____ Data extract

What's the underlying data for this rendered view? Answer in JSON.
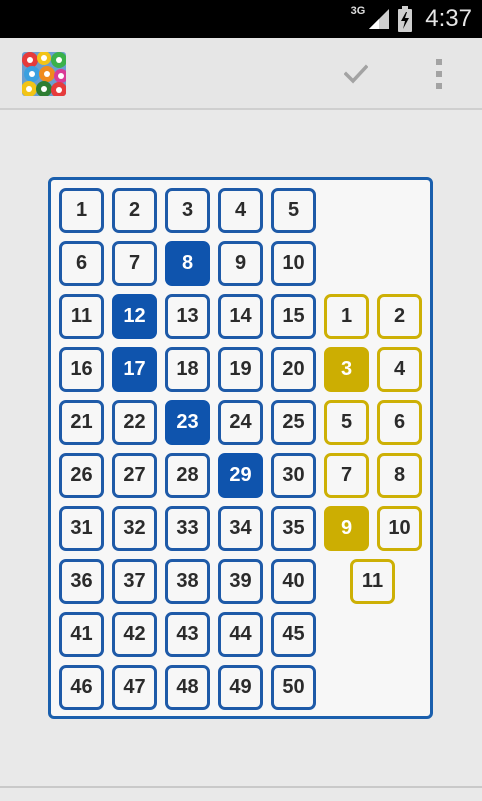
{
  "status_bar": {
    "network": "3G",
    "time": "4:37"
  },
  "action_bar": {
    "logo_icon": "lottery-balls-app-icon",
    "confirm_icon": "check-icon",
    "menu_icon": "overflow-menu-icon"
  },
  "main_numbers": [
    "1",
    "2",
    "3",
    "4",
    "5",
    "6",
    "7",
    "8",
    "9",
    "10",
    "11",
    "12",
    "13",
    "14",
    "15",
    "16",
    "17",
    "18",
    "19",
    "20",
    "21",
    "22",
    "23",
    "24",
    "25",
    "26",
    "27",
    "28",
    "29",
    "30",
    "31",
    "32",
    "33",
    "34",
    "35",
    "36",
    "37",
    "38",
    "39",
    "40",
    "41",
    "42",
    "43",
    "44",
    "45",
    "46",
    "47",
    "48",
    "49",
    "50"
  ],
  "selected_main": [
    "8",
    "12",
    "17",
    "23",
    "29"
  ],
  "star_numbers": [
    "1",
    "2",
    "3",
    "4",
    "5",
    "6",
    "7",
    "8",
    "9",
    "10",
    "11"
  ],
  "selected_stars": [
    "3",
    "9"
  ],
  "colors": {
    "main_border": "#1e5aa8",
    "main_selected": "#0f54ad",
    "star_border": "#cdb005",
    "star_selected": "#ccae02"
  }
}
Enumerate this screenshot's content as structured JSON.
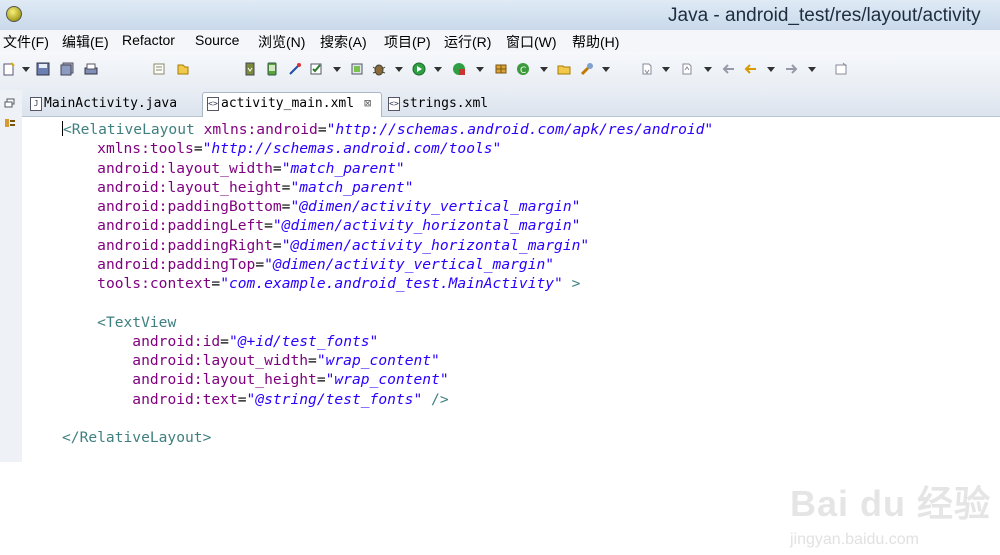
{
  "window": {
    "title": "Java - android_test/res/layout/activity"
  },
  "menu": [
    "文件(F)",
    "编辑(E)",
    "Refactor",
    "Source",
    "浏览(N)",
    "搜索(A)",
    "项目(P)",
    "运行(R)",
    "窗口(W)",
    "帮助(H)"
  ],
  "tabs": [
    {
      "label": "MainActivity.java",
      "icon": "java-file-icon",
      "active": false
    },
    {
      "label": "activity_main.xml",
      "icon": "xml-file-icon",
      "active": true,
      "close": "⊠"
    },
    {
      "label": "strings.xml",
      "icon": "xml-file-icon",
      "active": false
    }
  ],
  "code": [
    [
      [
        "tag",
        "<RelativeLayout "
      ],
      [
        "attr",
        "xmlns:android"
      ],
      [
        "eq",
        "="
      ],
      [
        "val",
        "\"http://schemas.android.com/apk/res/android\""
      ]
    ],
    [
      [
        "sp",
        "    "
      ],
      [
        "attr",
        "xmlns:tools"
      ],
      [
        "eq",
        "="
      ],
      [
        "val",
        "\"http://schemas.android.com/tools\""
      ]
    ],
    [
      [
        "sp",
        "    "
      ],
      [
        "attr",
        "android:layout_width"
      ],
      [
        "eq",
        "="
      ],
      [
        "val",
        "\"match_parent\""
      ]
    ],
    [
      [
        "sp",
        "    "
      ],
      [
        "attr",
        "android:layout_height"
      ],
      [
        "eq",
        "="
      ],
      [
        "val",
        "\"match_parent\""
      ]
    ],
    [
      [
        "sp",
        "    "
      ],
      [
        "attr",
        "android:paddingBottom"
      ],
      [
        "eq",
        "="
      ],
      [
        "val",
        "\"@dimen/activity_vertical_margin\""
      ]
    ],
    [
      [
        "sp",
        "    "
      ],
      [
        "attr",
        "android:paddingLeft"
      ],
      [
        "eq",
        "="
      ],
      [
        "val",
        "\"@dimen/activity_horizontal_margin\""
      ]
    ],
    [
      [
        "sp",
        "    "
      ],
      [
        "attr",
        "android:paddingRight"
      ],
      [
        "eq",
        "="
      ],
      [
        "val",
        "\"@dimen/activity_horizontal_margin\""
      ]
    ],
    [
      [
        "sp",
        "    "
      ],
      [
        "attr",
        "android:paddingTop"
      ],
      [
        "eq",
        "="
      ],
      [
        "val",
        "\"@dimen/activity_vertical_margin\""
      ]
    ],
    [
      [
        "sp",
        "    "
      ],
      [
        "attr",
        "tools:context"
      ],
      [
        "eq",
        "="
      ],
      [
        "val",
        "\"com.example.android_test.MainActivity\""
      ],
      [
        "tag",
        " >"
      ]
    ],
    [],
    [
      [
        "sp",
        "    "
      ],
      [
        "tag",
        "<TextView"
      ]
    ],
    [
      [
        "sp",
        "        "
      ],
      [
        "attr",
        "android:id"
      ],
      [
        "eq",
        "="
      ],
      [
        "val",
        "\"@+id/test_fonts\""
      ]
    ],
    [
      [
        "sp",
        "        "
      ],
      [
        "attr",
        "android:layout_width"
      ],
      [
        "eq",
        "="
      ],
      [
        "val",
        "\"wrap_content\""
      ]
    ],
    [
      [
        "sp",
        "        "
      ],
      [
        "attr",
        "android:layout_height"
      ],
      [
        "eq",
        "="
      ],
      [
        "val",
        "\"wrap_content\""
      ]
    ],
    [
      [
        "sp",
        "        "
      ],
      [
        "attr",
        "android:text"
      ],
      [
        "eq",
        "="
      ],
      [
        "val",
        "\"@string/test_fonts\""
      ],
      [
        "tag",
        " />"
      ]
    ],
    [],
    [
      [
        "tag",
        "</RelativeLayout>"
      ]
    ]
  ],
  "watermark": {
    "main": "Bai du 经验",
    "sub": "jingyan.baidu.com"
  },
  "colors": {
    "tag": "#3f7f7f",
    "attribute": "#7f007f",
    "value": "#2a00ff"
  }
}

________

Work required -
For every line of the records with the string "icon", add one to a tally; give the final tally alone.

Output of the exercise -
6